Purchasing by cabinet, component and flooring plants will pick up slightly as their inventories thin out over the next two months.
Hardwood lumber sales remained relatively slow, as a combination of lackluster overseas demand and the easy availability of lumber kept many buyers on the sidelines. Abrupt lumber price declines challenge profitability, while the ultimate impact of China devaluation is a wild card.
Four things to watch: Pay rates will be pressured upward, as firms add benefits, base pay rises at retailers, and White House executive orders mandate increases. With 215,000 new jobs added in July, expect more competition for workers.
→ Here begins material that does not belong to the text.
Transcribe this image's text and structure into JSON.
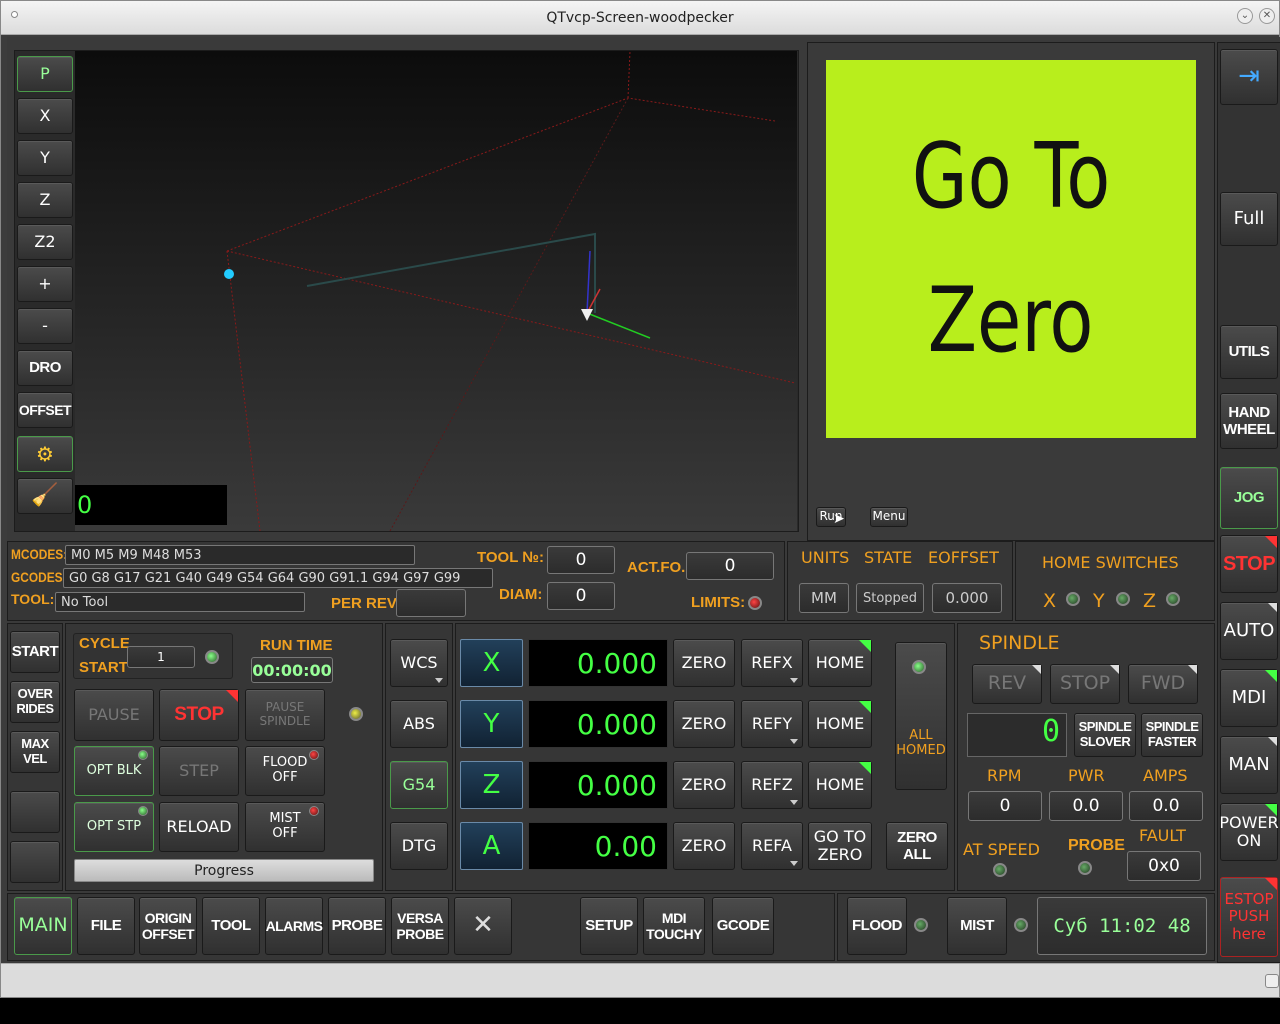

Also on the watch: upward pressure on lumber and panel prices by housing's recovery, and now, with the EPA plan mandating CO2 reductions, U.S. utilities could follow Europe's elad and burn CO2 neutral wood chips - competing with MDF, plywood and OSB for raw material.
Hardwood Publishing’s forward-looking price indices for key hardwood species reflect expectations of lower Red Oak, White Oak, Hard Maple and Soft Maple prices over the next 30 days.
While U.S. hardwood exports lagged in May and June 2015, domestic demand for hardwood lumber continued to improve. Home construction, which dipped in May, was set to move higher, as both permitting and builder confidence rose - which played out as expected when June figures surged. New and existing home sales also expanded, driving better demand for cabinets, moulding and millwork.
Soft maple has taken over hard maple for control of the global maple market and has driven prices for cherry down. Unfortunately, the demand for cherry has not risen.
U.S. hardwood lumber exports through April trailed the 2014 pace by 7%. With global inventories still on the high side, most buyers will take only what they need through the summer. Until the market finds its bottom this fall, buyers will only bite on larger blocks at deep discounts.
Many sawmills and concentration yards are now planning to shut down during the week of July 4th, some for the first time ever. A contact at one such yard said, “With a lot of other companies closing for a week or two, we would get buried with lumber if we have our doors open.”
May 2015 was another slow month for North American hardwood lumber exports, according to exporters and buyers in most global markets.